### Data records
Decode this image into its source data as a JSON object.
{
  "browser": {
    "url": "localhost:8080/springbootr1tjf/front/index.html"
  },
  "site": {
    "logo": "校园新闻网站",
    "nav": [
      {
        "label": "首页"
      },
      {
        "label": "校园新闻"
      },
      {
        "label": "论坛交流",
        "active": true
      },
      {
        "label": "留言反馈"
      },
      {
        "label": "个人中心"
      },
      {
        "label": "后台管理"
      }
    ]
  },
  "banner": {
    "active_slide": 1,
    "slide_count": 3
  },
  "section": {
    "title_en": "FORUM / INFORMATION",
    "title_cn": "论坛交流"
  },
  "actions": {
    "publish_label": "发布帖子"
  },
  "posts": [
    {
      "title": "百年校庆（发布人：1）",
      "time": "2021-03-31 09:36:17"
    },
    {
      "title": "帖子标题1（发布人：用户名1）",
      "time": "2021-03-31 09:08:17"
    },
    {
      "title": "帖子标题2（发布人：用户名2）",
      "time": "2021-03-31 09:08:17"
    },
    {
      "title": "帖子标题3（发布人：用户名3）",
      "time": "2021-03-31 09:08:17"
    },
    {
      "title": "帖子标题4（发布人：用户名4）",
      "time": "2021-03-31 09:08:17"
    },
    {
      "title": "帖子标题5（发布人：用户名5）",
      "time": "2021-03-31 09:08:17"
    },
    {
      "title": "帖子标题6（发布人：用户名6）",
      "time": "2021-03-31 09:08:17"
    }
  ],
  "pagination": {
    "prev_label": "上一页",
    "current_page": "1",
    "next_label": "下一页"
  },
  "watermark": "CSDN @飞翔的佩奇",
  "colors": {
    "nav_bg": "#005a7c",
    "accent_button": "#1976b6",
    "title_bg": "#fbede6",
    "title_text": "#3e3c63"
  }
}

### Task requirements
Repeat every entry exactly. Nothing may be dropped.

### Solution to the exercise
Decode this image into its source data as a JSON object.
{
  "browser": {
    "url": "localhost:8080/springbootr1tjf/front/index.html"
  },
  "site": {
    "logo": "校园新闻网站",
    "nav": [
      {
        "label": "首页"
      },
      {
        "label": "校园新闻"
      },
      {
        "label": "论坛交流",
        "active": true
      },
      {
        "label": "留言反馈"
      },
      {
        "label": "个人中心"
      },
      {
        "label": "后台管理"
      }
    ]
  },
  "banner": {
    "active_slide": 1,
    "slide_count": 3
  },
  "section": {
    "title_en": "FORUM / INFORMATION",
    "title_cn": "论坛交流"
  },
  "actions": {
    "publish_label": "发布帖子"
  },
  "posts": [
    {
      "title": "百年校庆（发布人：1）",
      "time": "2021-03-31 09:36:17"
    },
    {
      "title": "帖子标题1（发布人：用户名1）",
      "time": "2021-03-31 09:08:17"
    },
    {
      "title": "帖子标题2（发布人：用户名2）",
      "time": "2021-03-31 09:08:17"
    },
    {
      "title": "帖子标题3（发布人：用户名3）",
      "time": "2021-03-31 09:08:17"
    },
    {
      "title": "帖子标题4（发布人：用户名4）",
      "time": "2021-03-31 09:08:17"
    },
    {
      "title": "帖子标题5（发布人：用户名5）",
      "time": "2021-03-31 09:08:17"
    },
    {
      "title": "帖子标题6（发布人：用户名6）",
      "time": "2021-03-31 09:08:17"
    }
  ],
  "pagination": {
    "prev_label": "上一页",
    "current_page": "1",
    "next_label": "下一页"
  },
  "watermark": "CSDN @飞翔的佩奇",
  "colors": {
    "nav_bg": "#005a7c",
    "accent_button": "#1976b6",
    "title_bg": "#fbede6",
    "title_text": "#3e3c63"
  }
}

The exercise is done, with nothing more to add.